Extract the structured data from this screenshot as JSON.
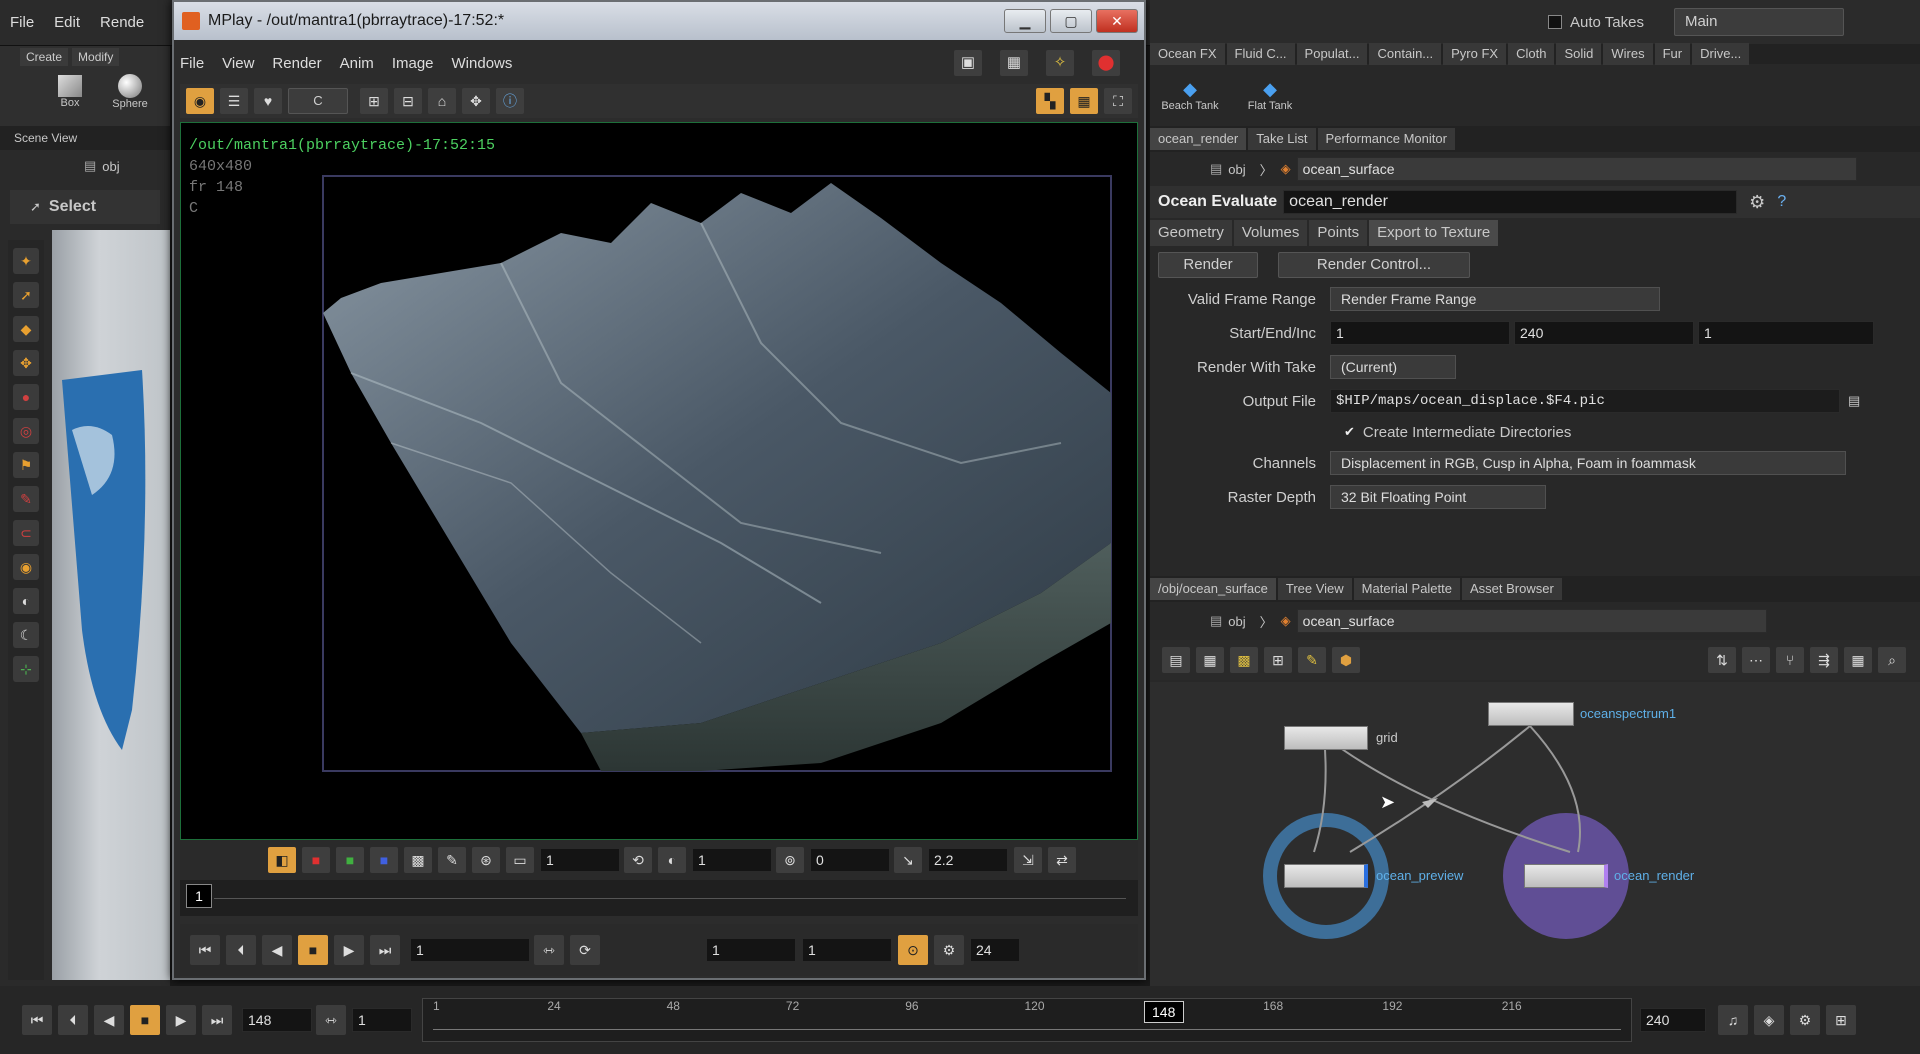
{
  "menubar": {
    "items": [
      "File",
      "Edit",
      "Rende"
    ],
    "auto_takes": "Auto Takes",
    "desktop": "Main"
  },
  "shelf": {
    "tabs": [
      "Create",
      "Modify"
    ],
    "tools": [
      "Box",
      "Sphere"
    ]
  },
  "left": {
    "scene_view": "Scene View",
    "path": "obj",
    "select_tool": "Select"
  },
  "shelf_right": {
    "tabs": [
      "Ocean FX",
      "Fluid C...",
      "Populat...",
      "Contain...",
      "Pyro FX",
      "Cloth",
      "Solid",
      "Wires",
      "Fur",
      "Drive..."
    ],
    "tools": [
      "Beach Tank",
      "Flat Tank"
    ]
  },
  "mplay": {
    "title": "MPlay - /out/mantra1(pbrraytrace)-17:52:*",
    "menu": [
      "File",
      "View",
      "Render",
      "Anim",
      "Image",
      "Windows"
    ],
    "channel": "C",
    "info": [
      "/out/mantra1(pbrraytrace)-17:52:15",
      "640x480",
      "fr 148",
      "C"
    ],
    "ctrl": {
      "field1": "1",
      "field2": "1",
      "field3": "0",
      "gamma": "2.2"
    },
    "frame_marker": "1",
    "play": {
      "frame": "1",
      "start": "1",
      "end": "1",
      "fps": "24"
    }
  },
  "params": {
    "tabs": [
      "ocean_render",
      "Take List",
      "Performance Monitor"
    ],
    "path_root": "obj",
    "path_node": "ocean_surface",
    "node_type": "Ocean Evaluate",
    "node_name": "ocean_render",
    "subtabs": [
      "Geometry",
      "Volumes",
      "Points",
      "Export to Texture"
    ],
    "render_btn": "Render",
    "render_ctrl_btn": "Render Control...",
    "rows": {
      "valid_frame_range": {
        "label": "Valid Frame Range",
        "value": "Render Frame Range"
      },
      "start_end_inc": {
        "label": "Start/End/Inc",
        "start": "1",
        "end": "240",
        "inc": "1"
      },
      "render_with_take": {
        "label": "Render With Take",
        "value": "(Current)"
      },
      "output_file": {
        "label": "Output File",
        "value": "$HIP/maps/ocean_displace.$F4.pic"
      },
      "create_dirs": {
        "label": "Create Intermediate Directories"
      },
      "channels": {
        "label": "Channels",
        "value": "Displacement in RGB, Cusp in Alpha, Foam in foammask"
      },
      "raster_depth": {
        "label": "Raster Depth",
        "value": "32 Bit Floating Point"
      }
    }
  },
  "network": {
    "tabs": [
      "/obj/ocean_surface",
      "Tree View",
      "Material Palette",
      "Asset Browser"
    ],
    "path_root": "obj",
    "path_node": "ocean_surface",
    "nodes": {
      "grid": "grid",
      "spectrum": "oceanspectrum1",
      "preview": "ocean_preview",
      "render": "ocean_render"
    }
  },
  "timeline": {
    "current": "148",
    "start": "1",
    "end": "240",
    "step": "1",
    "ticks": [
      "1",
      "24",
      "48",
      "72",
      "96",
      "120",
      "168",
      "192",
      "216"
    ]
  },
  "colors": {
    "accent": "#e0a040",
    "preview_ring": "#3d6e98",
    "render_disk": "#6a55a8"
  }
}
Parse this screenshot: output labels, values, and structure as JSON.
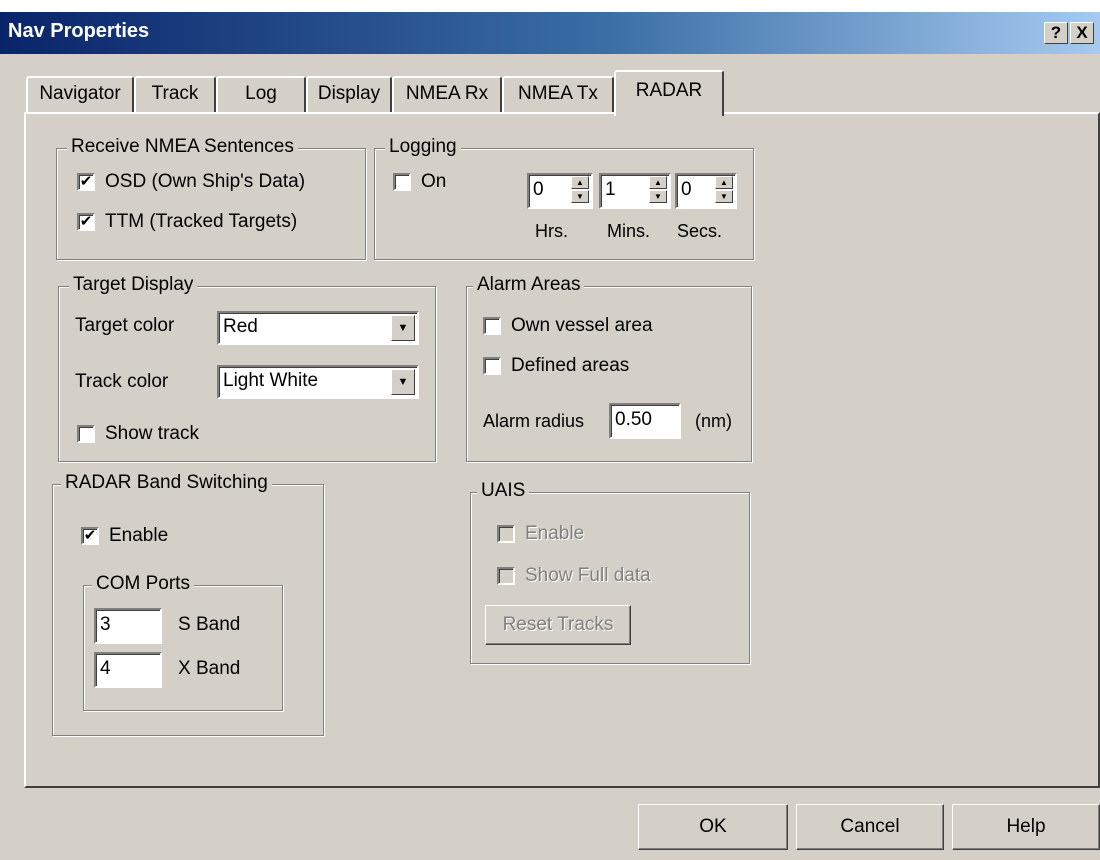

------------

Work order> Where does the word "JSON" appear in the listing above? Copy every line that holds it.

Answer to this task>
Extract the structured data from this screenshot as JSON.
Parse this screenshot: output labels, values, and structure as JSON.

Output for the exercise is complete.